So in late February, when Gene gave me the dear little plugs of kale, he also gave me a few lettuces and some endive and a few other lovelies to trial. I was happy for a reason to get down in the dirt in my hoop house and plant, exhausted (post-melodrama) and brain-dead as I was. I wasn’t sure how happy all these little plants would be during the winter months, but just in case, I put hoops over the beds, and pulled plastic over them at night (and during the day, when the temperature dropped).
The combination of a mild winter and the protection from the hoop-and-plastic coverings inside my hoop house combined for (it seems) pretty ideal growing conditions for these cool weather crops.

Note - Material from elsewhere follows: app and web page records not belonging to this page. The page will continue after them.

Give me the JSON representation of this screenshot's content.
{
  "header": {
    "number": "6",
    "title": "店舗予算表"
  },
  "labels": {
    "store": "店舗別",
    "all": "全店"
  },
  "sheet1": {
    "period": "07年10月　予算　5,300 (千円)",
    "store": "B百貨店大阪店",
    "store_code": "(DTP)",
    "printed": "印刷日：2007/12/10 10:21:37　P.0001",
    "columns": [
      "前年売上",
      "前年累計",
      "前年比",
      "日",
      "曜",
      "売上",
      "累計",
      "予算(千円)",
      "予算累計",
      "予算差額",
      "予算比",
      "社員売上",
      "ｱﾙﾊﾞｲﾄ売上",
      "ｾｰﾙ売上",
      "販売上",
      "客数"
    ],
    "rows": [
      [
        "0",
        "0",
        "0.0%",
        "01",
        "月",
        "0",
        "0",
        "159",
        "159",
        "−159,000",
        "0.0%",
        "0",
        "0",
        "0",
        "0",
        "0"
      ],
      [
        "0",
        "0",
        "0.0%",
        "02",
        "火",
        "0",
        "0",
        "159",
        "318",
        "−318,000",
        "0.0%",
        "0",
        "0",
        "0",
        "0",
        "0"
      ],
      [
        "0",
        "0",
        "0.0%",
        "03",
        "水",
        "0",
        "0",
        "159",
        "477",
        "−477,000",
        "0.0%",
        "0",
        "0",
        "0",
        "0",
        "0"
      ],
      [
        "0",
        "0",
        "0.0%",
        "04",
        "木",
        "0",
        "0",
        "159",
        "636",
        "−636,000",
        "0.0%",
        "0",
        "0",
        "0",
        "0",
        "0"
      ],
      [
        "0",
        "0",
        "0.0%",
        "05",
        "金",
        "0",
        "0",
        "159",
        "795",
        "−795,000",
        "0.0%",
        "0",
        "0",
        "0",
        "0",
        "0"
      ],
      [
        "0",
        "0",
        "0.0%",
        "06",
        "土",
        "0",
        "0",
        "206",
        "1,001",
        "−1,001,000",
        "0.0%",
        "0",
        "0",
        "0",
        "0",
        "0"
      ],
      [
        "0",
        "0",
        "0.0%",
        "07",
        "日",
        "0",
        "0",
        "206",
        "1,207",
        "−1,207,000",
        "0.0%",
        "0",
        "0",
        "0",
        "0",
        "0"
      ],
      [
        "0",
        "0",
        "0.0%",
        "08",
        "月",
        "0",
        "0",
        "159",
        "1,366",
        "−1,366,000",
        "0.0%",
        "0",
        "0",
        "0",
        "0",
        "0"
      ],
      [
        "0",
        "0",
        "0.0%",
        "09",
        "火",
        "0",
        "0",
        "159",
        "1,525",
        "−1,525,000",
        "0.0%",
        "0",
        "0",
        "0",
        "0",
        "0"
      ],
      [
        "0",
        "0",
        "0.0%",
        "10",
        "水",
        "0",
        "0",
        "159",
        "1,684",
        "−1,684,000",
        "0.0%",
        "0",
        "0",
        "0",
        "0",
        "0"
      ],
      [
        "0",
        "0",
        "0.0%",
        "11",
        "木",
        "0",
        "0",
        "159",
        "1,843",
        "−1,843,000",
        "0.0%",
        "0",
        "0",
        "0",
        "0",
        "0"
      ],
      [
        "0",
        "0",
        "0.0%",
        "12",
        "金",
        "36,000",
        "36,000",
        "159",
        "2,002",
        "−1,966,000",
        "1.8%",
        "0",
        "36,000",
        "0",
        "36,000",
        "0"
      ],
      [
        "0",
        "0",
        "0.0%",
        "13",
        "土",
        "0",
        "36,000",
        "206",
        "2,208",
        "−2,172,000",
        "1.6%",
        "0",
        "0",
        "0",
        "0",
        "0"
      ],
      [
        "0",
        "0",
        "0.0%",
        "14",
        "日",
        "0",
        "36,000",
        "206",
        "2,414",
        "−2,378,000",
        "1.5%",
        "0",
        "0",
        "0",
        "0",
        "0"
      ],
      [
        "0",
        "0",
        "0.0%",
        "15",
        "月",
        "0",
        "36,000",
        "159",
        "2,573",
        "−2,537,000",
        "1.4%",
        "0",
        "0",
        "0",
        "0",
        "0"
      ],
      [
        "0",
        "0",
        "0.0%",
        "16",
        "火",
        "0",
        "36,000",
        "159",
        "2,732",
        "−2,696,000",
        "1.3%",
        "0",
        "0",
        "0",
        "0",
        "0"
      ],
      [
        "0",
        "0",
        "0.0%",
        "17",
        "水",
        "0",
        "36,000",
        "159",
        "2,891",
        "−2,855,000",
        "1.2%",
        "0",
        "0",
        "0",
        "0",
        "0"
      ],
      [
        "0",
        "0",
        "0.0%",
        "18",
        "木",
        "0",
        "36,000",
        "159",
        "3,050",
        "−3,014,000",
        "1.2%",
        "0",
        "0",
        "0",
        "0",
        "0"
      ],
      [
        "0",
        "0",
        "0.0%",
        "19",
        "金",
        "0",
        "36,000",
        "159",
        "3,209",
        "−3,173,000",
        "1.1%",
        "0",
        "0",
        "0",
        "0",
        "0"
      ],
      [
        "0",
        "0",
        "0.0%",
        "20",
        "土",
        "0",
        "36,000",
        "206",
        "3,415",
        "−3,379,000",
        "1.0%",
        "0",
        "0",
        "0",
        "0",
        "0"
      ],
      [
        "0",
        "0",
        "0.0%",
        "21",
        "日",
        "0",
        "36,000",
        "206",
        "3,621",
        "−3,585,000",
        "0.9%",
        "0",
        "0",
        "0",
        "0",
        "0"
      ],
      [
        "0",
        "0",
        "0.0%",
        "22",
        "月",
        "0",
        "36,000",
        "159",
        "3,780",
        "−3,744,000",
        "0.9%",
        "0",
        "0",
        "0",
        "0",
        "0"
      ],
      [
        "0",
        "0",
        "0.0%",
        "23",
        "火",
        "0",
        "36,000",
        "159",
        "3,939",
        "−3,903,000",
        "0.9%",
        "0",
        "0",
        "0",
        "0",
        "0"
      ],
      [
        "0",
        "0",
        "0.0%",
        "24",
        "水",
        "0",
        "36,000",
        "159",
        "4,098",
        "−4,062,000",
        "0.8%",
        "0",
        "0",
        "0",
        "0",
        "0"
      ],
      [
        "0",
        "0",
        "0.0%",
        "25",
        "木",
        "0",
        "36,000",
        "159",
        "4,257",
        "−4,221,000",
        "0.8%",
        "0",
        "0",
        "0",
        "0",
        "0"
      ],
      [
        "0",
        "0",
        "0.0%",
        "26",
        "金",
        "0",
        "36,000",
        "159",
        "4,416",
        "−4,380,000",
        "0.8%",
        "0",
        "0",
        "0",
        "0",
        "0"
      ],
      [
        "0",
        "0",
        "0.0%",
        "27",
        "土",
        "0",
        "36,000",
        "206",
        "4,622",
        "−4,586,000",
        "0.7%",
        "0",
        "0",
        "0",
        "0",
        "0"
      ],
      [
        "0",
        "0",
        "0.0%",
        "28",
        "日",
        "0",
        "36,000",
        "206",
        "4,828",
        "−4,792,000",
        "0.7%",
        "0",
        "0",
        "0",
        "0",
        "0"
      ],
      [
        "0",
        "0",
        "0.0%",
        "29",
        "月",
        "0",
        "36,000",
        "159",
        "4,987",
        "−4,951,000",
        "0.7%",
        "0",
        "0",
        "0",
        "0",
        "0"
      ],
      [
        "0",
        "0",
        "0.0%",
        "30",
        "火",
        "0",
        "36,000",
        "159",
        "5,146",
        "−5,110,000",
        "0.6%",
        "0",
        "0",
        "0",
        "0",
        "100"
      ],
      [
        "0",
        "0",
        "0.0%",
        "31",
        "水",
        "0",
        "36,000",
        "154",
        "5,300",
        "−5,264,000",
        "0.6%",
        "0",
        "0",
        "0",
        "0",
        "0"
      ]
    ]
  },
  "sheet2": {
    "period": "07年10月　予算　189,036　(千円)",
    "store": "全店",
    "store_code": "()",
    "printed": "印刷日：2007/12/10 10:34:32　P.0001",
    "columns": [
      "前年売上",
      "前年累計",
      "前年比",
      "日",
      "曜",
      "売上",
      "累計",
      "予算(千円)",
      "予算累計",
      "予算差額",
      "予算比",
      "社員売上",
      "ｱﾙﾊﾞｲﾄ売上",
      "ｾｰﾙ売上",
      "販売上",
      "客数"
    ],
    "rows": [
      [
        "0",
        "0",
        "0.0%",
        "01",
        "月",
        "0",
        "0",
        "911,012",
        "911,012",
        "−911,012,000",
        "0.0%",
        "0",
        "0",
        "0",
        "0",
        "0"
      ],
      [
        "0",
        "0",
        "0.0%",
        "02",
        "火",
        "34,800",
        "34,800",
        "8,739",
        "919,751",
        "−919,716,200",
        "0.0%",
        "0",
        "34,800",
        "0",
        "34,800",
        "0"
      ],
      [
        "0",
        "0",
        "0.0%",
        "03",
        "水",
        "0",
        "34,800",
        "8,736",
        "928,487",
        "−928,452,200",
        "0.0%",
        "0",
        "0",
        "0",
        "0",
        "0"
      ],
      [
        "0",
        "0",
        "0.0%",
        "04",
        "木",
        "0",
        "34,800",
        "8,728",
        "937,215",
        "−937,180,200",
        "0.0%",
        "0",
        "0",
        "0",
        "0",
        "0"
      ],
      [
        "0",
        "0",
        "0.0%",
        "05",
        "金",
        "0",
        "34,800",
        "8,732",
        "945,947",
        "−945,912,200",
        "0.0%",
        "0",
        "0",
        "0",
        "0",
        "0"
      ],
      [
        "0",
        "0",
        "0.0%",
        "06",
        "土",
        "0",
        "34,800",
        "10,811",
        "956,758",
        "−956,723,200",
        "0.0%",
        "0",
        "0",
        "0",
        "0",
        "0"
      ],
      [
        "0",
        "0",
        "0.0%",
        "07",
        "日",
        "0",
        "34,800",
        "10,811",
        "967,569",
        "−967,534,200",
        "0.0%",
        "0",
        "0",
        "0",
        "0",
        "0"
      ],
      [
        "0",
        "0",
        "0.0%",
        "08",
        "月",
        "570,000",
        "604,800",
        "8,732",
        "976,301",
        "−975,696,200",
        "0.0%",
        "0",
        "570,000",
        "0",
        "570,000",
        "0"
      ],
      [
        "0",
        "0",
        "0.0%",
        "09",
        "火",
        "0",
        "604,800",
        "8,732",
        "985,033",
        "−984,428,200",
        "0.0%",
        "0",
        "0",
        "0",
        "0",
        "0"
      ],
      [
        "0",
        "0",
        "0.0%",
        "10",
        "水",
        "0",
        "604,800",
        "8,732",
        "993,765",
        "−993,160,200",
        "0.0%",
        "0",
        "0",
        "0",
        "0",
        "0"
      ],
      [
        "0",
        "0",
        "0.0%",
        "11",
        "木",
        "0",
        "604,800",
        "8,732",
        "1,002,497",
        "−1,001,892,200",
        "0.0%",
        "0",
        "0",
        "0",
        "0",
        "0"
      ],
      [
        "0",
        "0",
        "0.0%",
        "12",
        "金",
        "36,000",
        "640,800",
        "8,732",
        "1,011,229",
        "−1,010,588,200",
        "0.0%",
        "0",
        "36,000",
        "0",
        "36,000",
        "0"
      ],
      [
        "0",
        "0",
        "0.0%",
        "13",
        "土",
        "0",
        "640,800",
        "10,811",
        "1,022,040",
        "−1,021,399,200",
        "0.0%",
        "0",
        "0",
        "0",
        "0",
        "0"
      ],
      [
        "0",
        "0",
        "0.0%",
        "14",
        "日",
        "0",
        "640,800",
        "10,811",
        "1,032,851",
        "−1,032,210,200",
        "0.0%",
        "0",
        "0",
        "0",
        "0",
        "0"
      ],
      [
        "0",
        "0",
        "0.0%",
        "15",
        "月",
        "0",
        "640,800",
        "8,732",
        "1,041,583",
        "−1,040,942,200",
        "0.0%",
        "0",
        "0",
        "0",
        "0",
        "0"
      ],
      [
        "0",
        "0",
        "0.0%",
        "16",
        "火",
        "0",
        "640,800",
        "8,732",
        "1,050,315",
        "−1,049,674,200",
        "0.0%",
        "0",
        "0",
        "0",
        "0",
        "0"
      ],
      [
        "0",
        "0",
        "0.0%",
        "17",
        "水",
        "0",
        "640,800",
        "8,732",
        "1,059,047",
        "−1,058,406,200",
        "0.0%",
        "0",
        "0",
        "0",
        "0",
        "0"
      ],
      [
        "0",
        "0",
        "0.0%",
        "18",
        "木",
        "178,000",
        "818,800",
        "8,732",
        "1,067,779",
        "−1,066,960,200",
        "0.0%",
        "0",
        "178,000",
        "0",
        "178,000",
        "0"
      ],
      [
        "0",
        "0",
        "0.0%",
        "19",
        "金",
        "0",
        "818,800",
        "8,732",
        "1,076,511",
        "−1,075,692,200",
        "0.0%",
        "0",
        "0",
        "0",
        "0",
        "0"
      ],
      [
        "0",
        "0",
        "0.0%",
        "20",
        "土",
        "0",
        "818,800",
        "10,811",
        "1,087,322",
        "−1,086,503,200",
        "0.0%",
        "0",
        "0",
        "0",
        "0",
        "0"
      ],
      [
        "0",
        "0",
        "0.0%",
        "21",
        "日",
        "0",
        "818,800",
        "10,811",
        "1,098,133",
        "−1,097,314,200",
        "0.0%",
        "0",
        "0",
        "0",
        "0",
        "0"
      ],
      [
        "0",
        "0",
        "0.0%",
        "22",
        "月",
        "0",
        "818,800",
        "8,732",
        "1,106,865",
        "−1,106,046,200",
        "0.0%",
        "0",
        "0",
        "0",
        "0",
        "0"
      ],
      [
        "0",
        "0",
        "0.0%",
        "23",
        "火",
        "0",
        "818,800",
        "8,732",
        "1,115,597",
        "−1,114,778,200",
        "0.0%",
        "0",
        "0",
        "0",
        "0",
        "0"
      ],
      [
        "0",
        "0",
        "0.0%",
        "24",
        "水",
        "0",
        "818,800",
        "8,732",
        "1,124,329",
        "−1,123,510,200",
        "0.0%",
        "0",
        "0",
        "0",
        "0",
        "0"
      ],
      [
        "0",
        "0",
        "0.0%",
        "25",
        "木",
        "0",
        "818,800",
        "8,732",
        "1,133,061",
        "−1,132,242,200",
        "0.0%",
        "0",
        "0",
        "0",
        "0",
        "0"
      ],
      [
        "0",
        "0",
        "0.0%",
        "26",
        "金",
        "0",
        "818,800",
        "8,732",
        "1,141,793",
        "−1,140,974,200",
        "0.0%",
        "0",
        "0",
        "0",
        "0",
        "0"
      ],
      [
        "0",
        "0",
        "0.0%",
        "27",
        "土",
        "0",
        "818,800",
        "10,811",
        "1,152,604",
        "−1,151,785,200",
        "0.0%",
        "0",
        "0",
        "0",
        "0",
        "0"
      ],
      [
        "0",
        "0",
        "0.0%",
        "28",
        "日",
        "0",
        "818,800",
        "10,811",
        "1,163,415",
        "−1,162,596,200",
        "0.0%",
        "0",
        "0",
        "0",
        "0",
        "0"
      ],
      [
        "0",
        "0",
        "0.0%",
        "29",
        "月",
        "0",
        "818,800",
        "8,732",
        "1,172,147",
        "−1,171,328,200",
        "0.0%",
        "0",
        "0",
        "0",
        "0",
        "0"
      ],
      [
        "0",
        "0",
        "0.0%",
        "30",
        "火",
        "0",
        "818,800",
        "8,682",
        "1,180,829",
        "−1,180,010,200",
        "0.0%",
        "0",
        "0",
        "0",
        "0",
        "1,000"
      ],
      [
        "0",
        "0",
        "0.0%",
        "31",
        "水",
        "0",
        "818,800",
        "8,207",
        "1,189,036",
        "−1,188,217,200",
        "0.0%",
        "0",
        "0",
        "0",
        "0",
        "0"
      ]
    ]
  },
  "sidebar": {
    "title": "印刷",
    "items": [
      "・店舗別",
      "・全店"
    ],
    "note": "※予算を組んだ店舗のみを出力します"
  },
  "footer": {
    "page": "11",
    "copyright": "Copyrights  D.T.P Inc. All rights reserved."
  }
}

And now in early April, I have a lush supply of greens, to sell to the restaurants that we do business with in the city, but also to bring in to my kitchen. 🙂 🙂 🙂 Yum. Every single blessed day.
(The kids: “Salad for dinner . . . again!???“)
Okay. Now to the crux of the matter, and the raison d’etre of this post!
Here it is:
If you like to grow kale in your garden, try growing baby kale this year. There are so many reasons for doing this!
- Baby kale is tender and sweet, compared to the stiffer and more bitter mature kale. You can toss it, as-is, into your salads and stir-fries and soups.
- Bugs that are such a pain with cole crops are not as much of a problem when you pick the leaves when they are still small. Also this is true when you grow early in the season, before the bugs have gotten a foothold.
- You can use baby leaves in any recipe that you use the mature leaves in, and you don’t need to massage them! (My dad calls mature kale “Scotchbrite.” By the way. I thought you’d enjoy that.)
- Baby kale is ready to pick and eat much earlier than mature kale.
- You can pick and pick and pick (and pick!) baby kale. It just keeps putting out those tender little leaves. Until . . until . . . until . . . why, I don’t even know how long it will do so!
I plan to grow the mature kale in my garden this year, too, (because of that massaged salad recipe above!) but I am totally captivated with these baby leaves. I have been buying them in big clamshells at the supermarket for some time now. I was very happy to discover how easy it is to grow them!
And I just knew that you would be, too!
Want to try your hand at growing baby kale? It’s soooo easy: I just know that you’re going to want to make space in your garden this spring for both baby and mature kale!
Here’s how you do it:
- Early in the season, plant the kale seeds in plug trays or pots, inside. (You can also plant seeds in your garden, a couple of weeks before your frost-free date. One variety of kale is fine, but if you like, plant several varieties (see the picture above for the reason: so pretty, eh?).
- When the weather is appropriate for your area, and the baby plants are ready to transplant (like the ones in the photo above) plant the plugs about 4-5″ apart in a prepared garden bed. (I really like to make raised beds, if possible.)
- Water and protect the little plants as necessary. (When the temps outside dipped below 40 degrees F, I would toss a sheet of plastic over my little baby plants. Otherwise, they were On Their Own. That was in my hoop house, which is more protected, of course, than an open garden bed.)
- When the kale leaves are about as big as your palm, begin to harvest. Harvest the outer leaves, leaving the inner leaves to grow.
- The kale plants will continue to grow, putting out those tender little leaves, with the center stem growing taller and taller.
Now, if you come back and check here in a few days, I’m going to post my very favorite kale salad recipe: a recipe so good (it came originally from my sis-in-law, Paula) that you will crave it like crazy, once you taste it. Craving kale? Now that may be a new experience for some!
Thanks for popping in, chickie. And hey. I do have a giveaway going on right now, so if you haven’t entered, you may want to! It is for some of the most beautiful glass jars that you’ve ever seen! Check over here for the particulars.